Task to complete ->
Once the pictures are set aside, reproduce the remaining data exactly.

Records to use ->
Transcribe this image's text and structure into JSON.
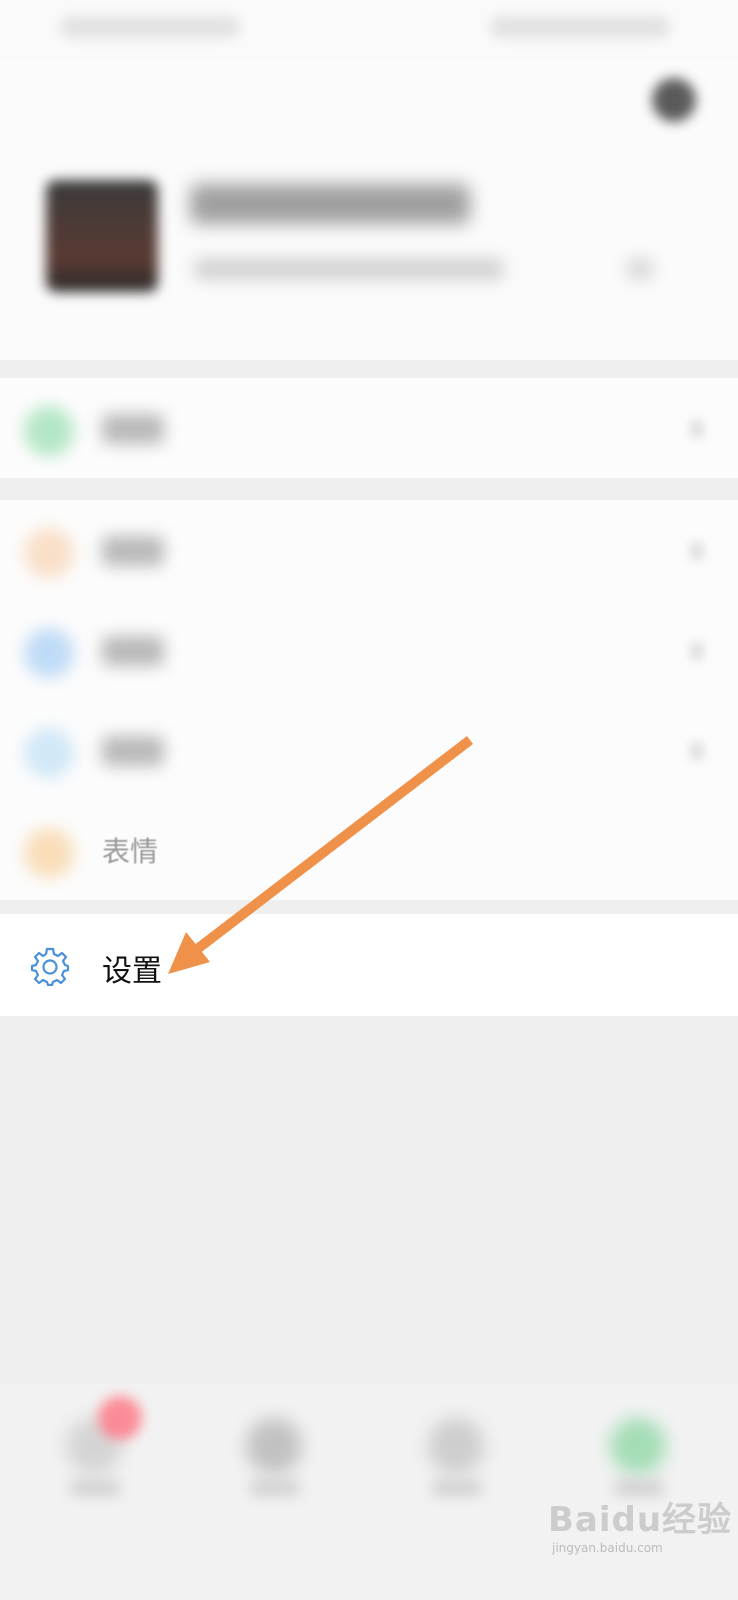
{
  "menu": {
    "emoji_label": "表情",
    "settings_label": "设置"
  },
  "watermark": {
    "text": "Baidu经验",
    "sub": "jingyan.baidu.com"
  },
  "colors": {
    "settings_icon": "#4a90d9",
    "arrow": "#f0914a"
  },
  "icons": {
    "settings": "gear-icon"
  }
}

Reply to the exercise ->
Transcribe this image's text and structure into JSON.
{
  "menu": {
    "emoji_label": "表情",
    "settings_label": "设置"
  },
  "watermark": {
    "text": "Baidu经验",
    "sub": "jingyan.baidu.com"
  },
  "colors": {
    "settings_icon": "#4a90d9",
    "arrow": "#f0914a"
  },
  "icons": {
    "settings": "gear-icon"
  }
}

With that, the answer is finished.